If an entry holds a picture, drop the picture and restate the rest word for word.

--- Material provided ---

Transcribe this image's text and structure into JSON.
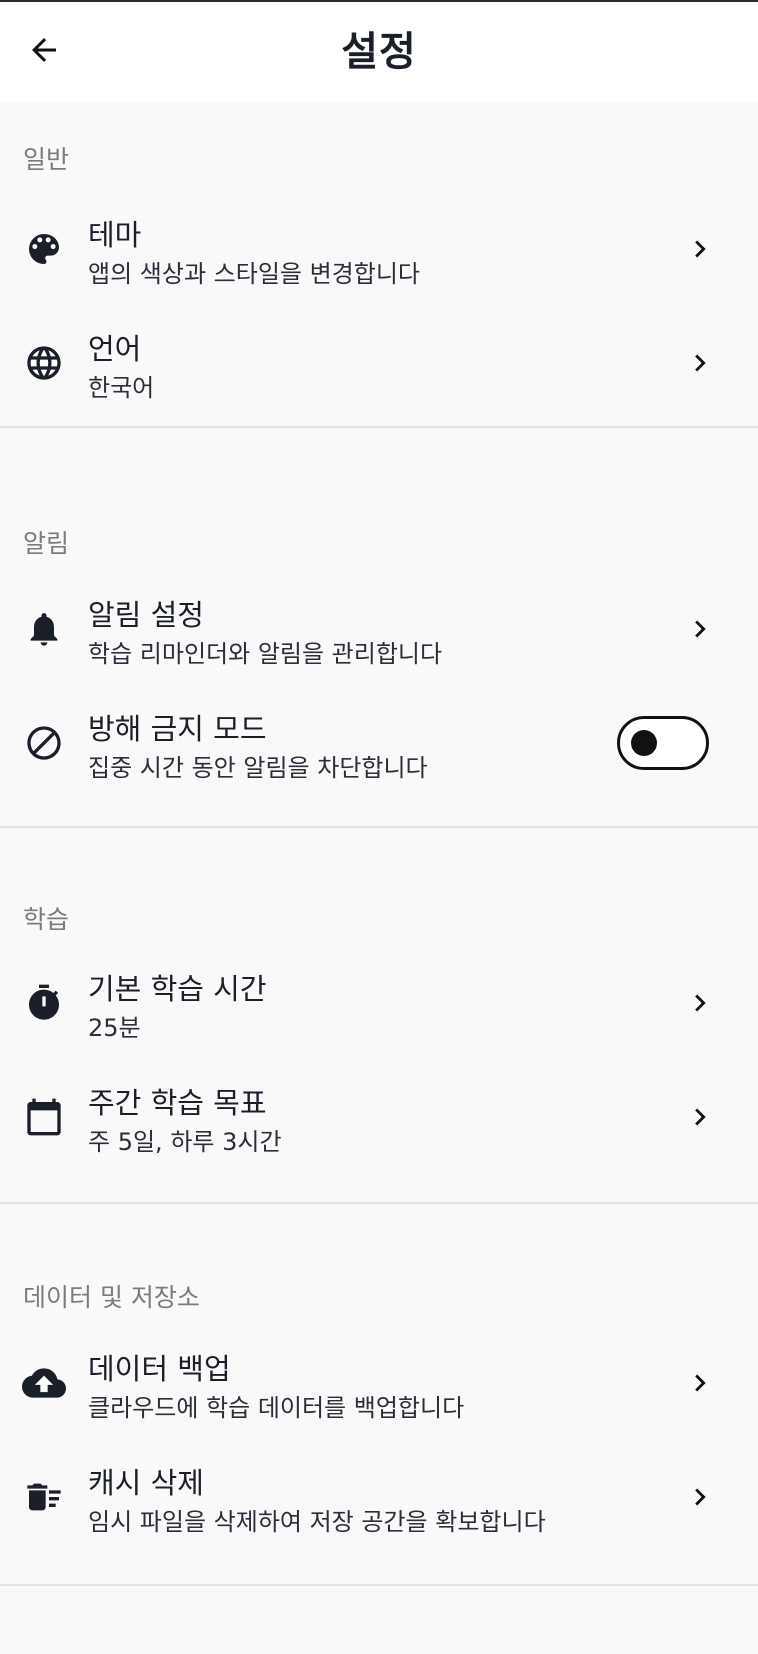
{
  "header": {
    "back_icon": "arrow-back-icon",
    "title": "설정"
  },
  "sections": [
    {
      "title": "일반",
      "items": [
        {
          "icon": "palette-icon",
          "title": "테마",
          "subtitle": "앱의 색상과 스타일을 변경합니다",
          "control": "chevron"
        },
        {
          "icon": "globe-icon",
          "title": "언어",
          "subtitle": "한국어",
          "control": "chevron"
        }
      ]
    },
    {
      "title": "알림",
      "items": [
        {
          "icon": "bell-icon",
          "title": "알림 설정",
          "subtitle": "학습 리마인더와 알림을 관리합니다",
          "control": "chevron"
        },
        {
          "icon": "do-not-disturb-icon",
          "title": "방해 금지 모드",
          "subtitle": "집중 시간 동안 알림을 차단합니다",
          "control": "toggle",
          "toggle_on": false
        }
      ]
    },
    {
      "title": "학습",
      "items": [
        {
          "icon": "timer-icon",
          "title": "기본 학습 시간",
          "subtitle": "25분",
          "control": "chevron"
        },
        {
          "icon": "calendar-icon",
          "title": "주간 학습 목표",
          "subtitle": "주 5일, 하루 3시간",
          "control": "chevron"
        }
      ]
    },
    {
      "title": "데이터 및 저장소",
      "items": [
        {
          "icon": "cloud-upload-icon",
          "title": "데이터 백업",
          "subtitle": "클라우드에 학습 데이터를 백업합니다",
          "control": "chevron"
        },
        {
          "icon": "delete-sweep-icon",
          "title": "캐시 삭제",
          "subtitle": "임시 파일을 삭제하여 저장 공간을 확보합니다",
          "control": "chevron"
        }
      ]
    }
  ],
  "colors": {
    "background": "#f9f9f9",
    "header_background": "#ffffff",
    "text_primary": "#1b1f2a",
    "section_title": "#7b7b7b",
    "divider": "#e4e4e4"
  }
}
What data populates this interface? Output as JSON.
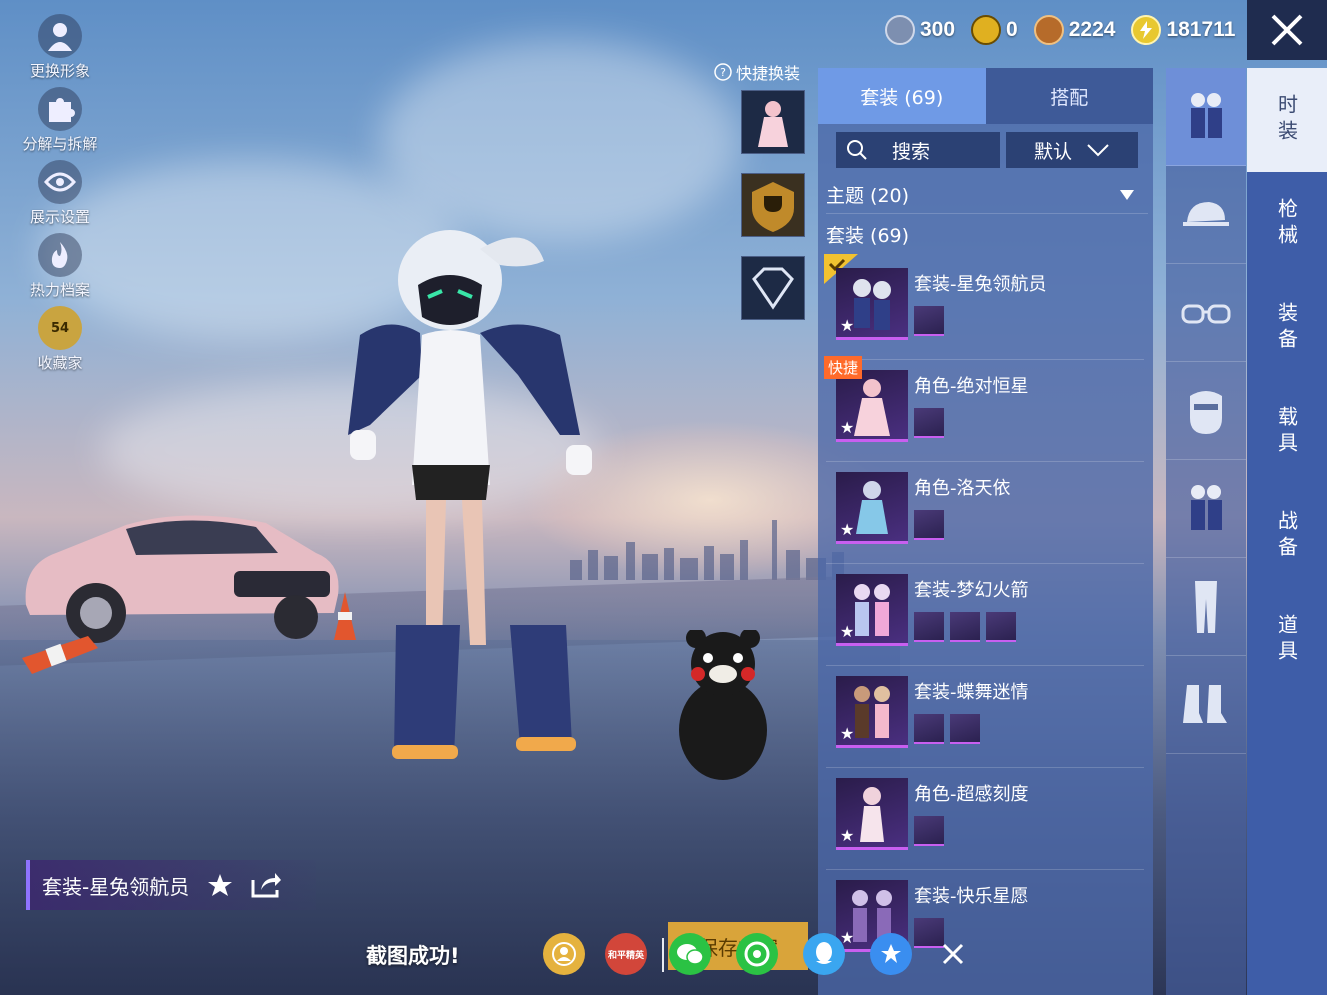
{
  "side_menu": [
    {
      "label": "更换形象",
      "icon": "person-icon"
    },
    {
      "label": "分解与拆解",
      "icon": "puzzle-icon"
    },
    {
      "label": "展示设置",
      "icon": "eye-icon"
    },
    {
      "label": "热力档案",
      "icon": "flame-icon"
    },
    {
      "label": "收藏家",
      "icon": "collector-badge-icon",
      "badge": "54"
    }
  ],
  "currencies": [
    {
      "name": "silver",
      "value": "300",
      "color": "#7d8fb0"
    },
    {
      "name": "bp",
      "value": "0",
      "color": "#e0b020"
    },
    {
      "name": "coupon",
      "value": "2224",
      "color": "#b66b2a"
    },
    {
      "name": "energy",
      "value": "181711",
      "color": "#e8c830"
    }
  ],
  "quick_swap": {
    "label": "快捷换装"
  },
  "panel": {
    "tabs": [
      {
        "label": "套装 (69)",
        "active": true
      },
      {
        "label": "搭配",
        "active": false
      }
    ],
    "search_label": "搜索",
    "sort_label": "默认",
    "theme_section": "主题 (20)",
    "suit_section": "套装 (69)",
    "items": [
      {
        "name": "套装-星兔领航员",
        "equipped": true,
        "quick": false,
        "sub_count": 1
      },
      {
        "name": "角色-绝对恒星",
        "equipped": false,
        "quick": true,
        "quick_label": "快捷",
        "sub_count": 1
      },
      {
        "name": "角色-洛天依",
        "equipped": false,
        "quick": false,
        "sub_count": 1
      },
      {
        "name": "套装-梦幻火箭",
        "equipped": false,
        "quick": false,
        "sub_count": 3
      },
      {
        "name": "套装-蝶舞迷情",
        "equipped": false,
        "quick": false,
        "sub_count": 2
      },
      {
        "name": "角色-超感刻度",
        "equipped": false,
        "quick": false,
        "sub_count": 1
      },
      {
        "name": "套装-快乐星愿",
        "equipped": false,
        "quick": false,
        "sub_count": 1
      }
    ]
  },
  "categories": [
    {
      "icon": "outfit-icon",
      "active": true
    },
    {
      "icon": "cap-icon",
      "active": false
    },
    {
      "icon": "glasses-icon",
      "active": false
    },
    {
      "icon": "mask-icon",
      "active": false
    },
    {
      "icon": "outfit-alt-icon",
      "active": false
    },
    {
      "icon": "pants-icon",
      "active": false
    },
    {
      "icon": "boots-icon",
      "active": false
    }
  ],
  "types": [
    {
      "label": "时装",
      "active": true
    },
    {
      "label": "枪械",
      "active": false
    },
    {
      "label": "装备",
      "active": false
    },
    {
      "label": "载具",
      "active": false
    },
    {
      "label": "战备",
      "active": false
    },
    {
      "label": "道具",
      "active": false
    }
  ],
  "bottom": {
    "current_outfit": "套装-星兔领航员",
    "toast": "截图成功!",
    "save_label": "保存方案",
    "share_labels": {
      "game": "和平精英"
    }
  }
}
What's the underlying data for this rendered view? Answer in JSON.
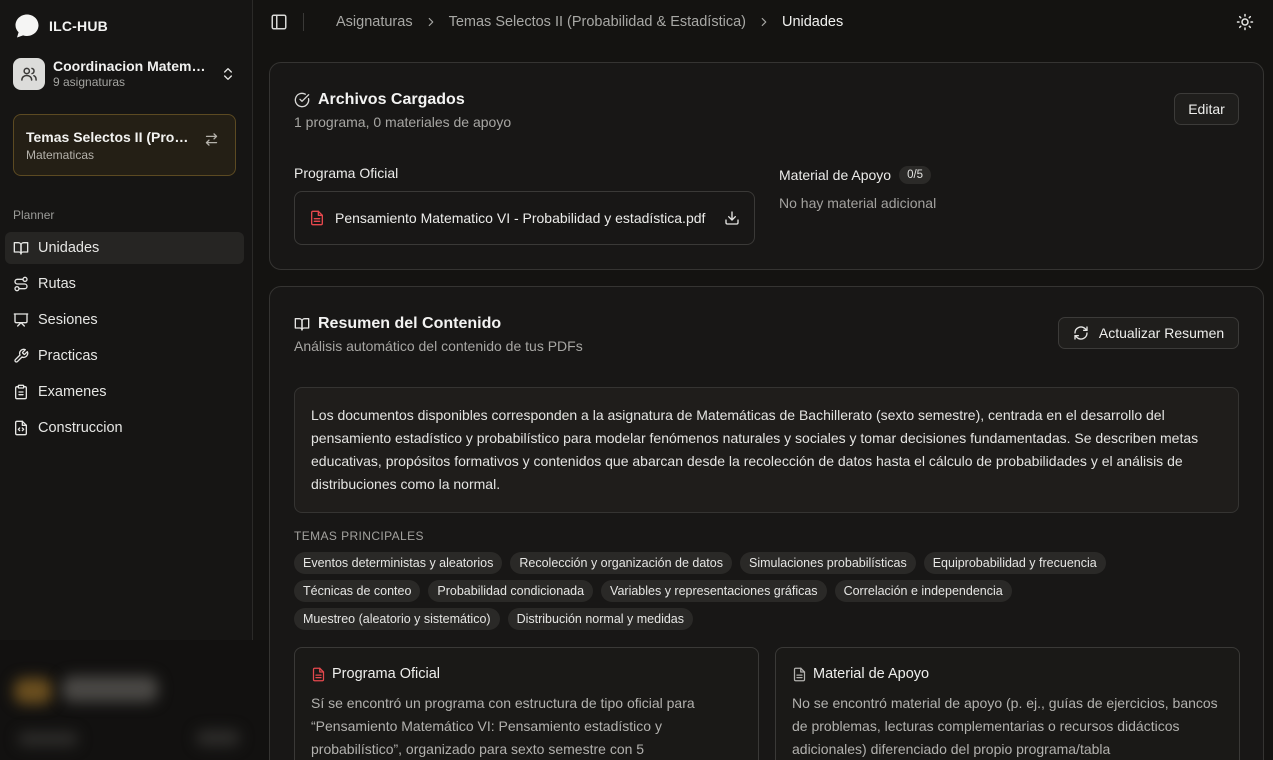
{
  "app": {
    "name": "ILC-HUB"
  },
  "workspace": {
    "title": "Coordinacion Matematicas",
    "subtitle": "9 asignaturas"
  },
  "course": {
    "title": "Temas Selectos II (Probabilidad & Estadística)",
    "subtitle": "Matematicas"
  },
  "sidebar": {
    "section_label": "Planner",
    "items": [
      {
        "label": "Unidades",
        "icon": "book-open-icon",
        "active": true
      },
      {
        "label": "Rutas",
        "icon": "route-icon"
      },
      {
        "label": "Sesiones",
        "icon": "presentation-icon"
      },
      {
        "label": "Practicas",
        "icon": "wrench-icon"
      },
      {
        "label": "Examenes",
        "icon": "clipboard-icon"
      },
      {
        "label": "Construccion",
        "icon": "file-code-icon"
      }
    ]
  },
  "breadcrumb": {
    "items": [
      "Asignaturas",
      "Temas Selectos II (Probabilidad & Estadística)"
    ],
    "current": "Unidades"
  },
  "files_card": {
    "title": "Archivos Cargados",
    "description": "1 programa, 0 materiales de apoyo",
    "edit_label": "Editar",
    "program_label": "Programa Oficial",
    "program_file": "Pensamiento Matematico VI - Probabilidad y estadística.pdf",
    "material_label": "Material de Apoyo",
    "material_count": "0/5",
    "material_empty": "No hay material adicional"
  },
  "summary_card": {
    "title": "Resumen del Contenido",
    "description": "Análisis automático del contenido de tus PDFs",
    "refresh_label": "Actualizar Resumen",
    "summary_text": "Los documentos disponibles corresponden a la asignatura de Matemáticas de Bachillerato (sexto semestre), centrada en el desarrollo del pensamiento estadístico y probabilístico para modelar fenómenos naturales y sociales y tomar decisiones fundamentadas. Se describen metas educativas, propósitos formativos y contenidos que abarcan desde la recolección de datos hasta el cálculo de probabilidades y el análisis de distribuciones como la normal.",
    "topics_label": "TEMAS PRINCIPALES",
    "topics": [
      [
        "Eventos deterministas y aleatorios",
        "Recolección y organización de datos",
        "Simulaciones probabilísticas",
        "Equiprobabilidad y frecuencia"
      ],
      [
        "Técnicas de conteo",
        "Probabilidad condicionada",
        "Variables y representaciones gráficas",
        "Correlación e independencia"
      ],
      [
        "Muestreo (aleatorio y sistemático)",
        "Distribución normal y medidas"
      ]
    ],
    "program_title": "Programa Oficial",
    "program_text": "Sí se encontró un programa con estructura de tipo oficial para “Pensamiento Matemático VI: Pensamiento estadístico y probabilístico”, organizado para sexto semestre con 5",
    "material_title": "Material de Apoyo",
    "material_text": "No se encontró material de apoyo (p. ej., guías de ejercicios, bancos de problemas, lecturas complementarias o recursos didácticos adicionales) diferenciado del propio programa/tabla"
  },
  "colors": {
    "accent_border": "#5c4a22",
    "pdf_icon": "#e5484d"
  }
}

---

Written response ▸
Transcribe this image's text and structure into JSON.
{
  "header": {
    "back_icon": "arrow-back-icon",
    "title": "설정"
  },
  "sections": [
    {
      "title": "일반",
      "items": [
        {
          "icon": "palette-icon",
          "title": "테마",
          "subtitle": "앱의 색상과 스타일을 변경합니다",
          "control": "chevron"
        },
        {
          "icon": "globe-icon",
          "title": "언어",
          "subtitle": "한국어",
          "control": "chevron"
        }
      ]
    },
    {
      "title": "알림",
      "items": [
        {
          "icon": "bell-icon",
          "title": "알림 설정",
          "subtitle": "학습 리마인더와 알림을 관리합니다",
          "control": "chevron"
        },
        {
          "icon": "do-not-disturb-icon",
          "title": "방해 금지 모드",
          "subtitle": "집중 시간 동안 알림을 차단합니다",
          "control": "toggle",
          "toggle_on": false
        }
      ]
    },
    {
      "title": "학습",
      "items": [
        {
          "icon": "timer-icon",
          "title": "기본 학습 시간",
          "subtitle": "25분",
          "control": "chevron"
        },
        {
          "icon": "calendar-icon",
          "title": "주간 학습 목표",
          "subtitle": "주 5일, 하루 3시간",
          "control": "chevron"
        }
      ]
    },
    {
      "title": "데이터 및 저장소",
      "items": [
        {
          "icon": "cloud-upload-icon",
          "title": "데이터 백업",
          "subtitle": "클라우드에 학습 데이터를 백업합니다",
          "control": "chevron"
        },
        {
          "icon": "delete-sweep-icon",
          "title": "캐시 삭제",
          "subtitle": "임시 파일을 삭제하여 저장 공간을 확보합니다",
          "control": "chevron"
        }
      ]
    }
  ],
  "colors": {
    "background": "#f9f9f9",
    "header_background": "#ffffff",
    "text_primary": "#1b1f2a",
    "section_title": "#7b7b7b",
    "divider": "#e4e4e4"
  }
}
What data populates this interface? Output as JSON.
{
  "side_menu": [
    {
      "label": "更换形象",
      "icon": "person-icon"
    },
    {
      "label": "分解与拆解",
      "icon": "puzzle-icon"
    },
    {
      "label": "展示设置",
      "icon": "eye-icon"
    },
    {
      "label": "热力档案",
      "icon": "flame-icon"
    },
    {
      "label": "收藏家",
      "icon": "collector-badge-icon",
      "badge": "54"
    }
  ],
  "currencies": [
    {
      "name": "silver",
      "value": "300",
      "color": "#7d8fb0"
    },
    {
      "name": "bp",
      "value": "0",
      "color": "#e0b020"
    },
    {
      "name": "coupon",
      "value": "2224",
      "color": "#b66b2a"
    },
    {
      "name": "energy",
      "value": "181711",
      "color": "#e8c830"
    }
  ],
  "quick_swap": {
    "label": "快捷换装"
  },
  "panel": {
    "tabs": [
      {
        "label": "套装 (69)",
        "active": true
      },
      {
        "label": "搭配",
        "active": false
      }
    ],
    "search_label": "搜索",
    "sort_label": "默认",
    "theme_section": "主题 (20)",
    "suit_section": "套装 (69)",
    "items": [
      {
        "name": "套装-星兔领航员",
        "equipped": true,
        "quick": false,
        "sub_count": 1
      },
      {
        "name": "角色-绝对恒星",
        "equipped": false,
        "quick": true,
        "quick_label": "快捷",
        "sub_count": 1
      },
      {
        "name": "角色-洛天依",
        "equipped": false,
        "quick": false,
        "sub_count": 1
      },
      {
        "name": "套装-梦幻火箭",
        "equipped": false,
        "quick": false,
        "sub_count": 3
      },
      {
        "name": "套装-蝶舞迷情",
        "equipped": false,
        "quick": false,
        "sub_count": 2
      },
      {
        "name": "角色-超感刻度",
        "equipped": false,
        "quick": false,
        "sub_count": 1
      },
      {
        "name": "套装-快乐星愿",
        "equipped": false,
        "quick": false,
        "sub_count": 1
      }
    ]
  },
  "categories": [
    {
      "icon": "outfit-icon",
      "active": true
    },
    {
      "icon": "cap-icon",
      "active": false
    },
    {
      "icon": "glasses-icon",
      "active": false
    },
    {
      "icon": "mask-icon",
      "active": false
    },
    {
      "icon": "outfit-alt-icon",
      "active": false
    },
    {
      "icon": "pants-icon",
      "active": false
    },
    {
      "icon": "boots-icon",
      "active": false
    }
  ],
  "types": [
    {
      "label": "时装",
      "active": true
    },
    {
      "label": "枪械",
      "active": false
    },
    {
      "label": "装备",
      "active": false
    },
    {
      "label": "载具",
      "active": false
    },
    {
      "label": "战备",
      "active": false
    },
    {
      "label": "道具",
      "active": false
    }
  ],
  "bottom": {
    "current_outfit": "套装-星兔领航员",
    "toast": "截图成功!",
    "save_label": "保存方案",
    "share_labels": {
      "game": "和平精英"
    }
  }
}
What's the underlying data for this rendered view? Answer in JSON.
{
  "app": {
    "name": "ILC-HUB"
  },
  "workspace": {
    "title": "Coordinacion Matematicas",
    "subtitle": "9 asignaturas"
  },
  "course": {
    "title": "Temas Selectos II (Probabilidad & Estadística)",
    "subtitle": "Matematicas"
  },
  "sidebar": {
    "section_label": "Planner",
    "items": [
      {
        "label": "Unidades",
        "icon": "book-open-icon",
        "active": true
      },
      {
        "label": "Rutas",
        "icon": "route-icon"
      },
      {
        "label": "Sesiones",
        "icon": "presentation-icon"
      },
      {
        "label": "Practicas",
        "icon": "wrench-icon"
      },
      {
        "label": "Examenes",
        "icon": "clipboard-icon"
      },
      {
        "label": "Construccion",
        "icon": "file-code-icon"
      }
    ]
  },
  "breadcrumb": {
    "items": [
      "Asignaturas",
      "Temas Selectos II (Probabilidad & Estadística)"
    ],
    "current": "Unidades"
  },
  "files_card": {
    "title": "Archivos Cargados",
    "description": "1 programa, 0 materiales de apoyo",
    "edit_label": "Editar",
    "program_label": "Programa Oficial",
    "program_file": "Pensamiento Matematico VI - Probabilidad y estadística.pdf",
    "material_label": "Material de Apoyo",
    "material_count": "0/5",
    "material_empty": "No hay material adicional"
  },
  "summary_card": {
    "title": "Resumen del Contenido",
    "description": "Análisis automático del contenido de tus PDFs",
    "refresh_label": "Actualizar Resumen",
    "summary_text": "Los documentos disponibles corresponden a la asignatura de Matemáticas de Bachillerato (sexto semestre), centrada en el desarrollo del pensamiento estadístico y probabilístico para modelar fenómenos naturales y sociales y tomar decisiones fundamentadas. Se describen metas educativas, propósitos formativos y contenidos que abarcan desde la recolección de datos hasta el cálculo de probabilidades y el análisis de distribuciones como la normal.",
    "topics_label": "TEMAS PRINCIPALES",
    "topics": [
      [
        "Eventos deterministas y aleatorios",
        "Recolección y organización de datos",
        "Simulaciones probabilísticas",
        "Equiprobabilidad y frecuencia"
      ],
      [
        "Técnicas de conteo",
        "Probabilidad condicionada",
        "Variables y representaciones gráficas",
        "Correlación e independencia"
      ],
      [
        "Muestreo (aleatorio y sistemático)",
        "Distribución normal y medidas"
      ]
    ],
    "program_title": "Programa Oficial",
    "program_text": "Sí se encontró un programa con estructura de tipo oficial para “Pensamiento Matemático VI: Pensamiento estadístico y probabilístico”, organizado para sexto semestre con 5",
    "material_title": "Material de Apoyo",
    "material_text": "No se encontró material de apoyo (p. ej., guías de ejercicios, bancos de problemas, lecturas complementarias o recursos didácticos adicionales) diferenciado del propio programa/tabla"
  },
  "colors": {
    "accent_border": "#5c4a22",
    "pdf_icon": "#e5484d"
  }
}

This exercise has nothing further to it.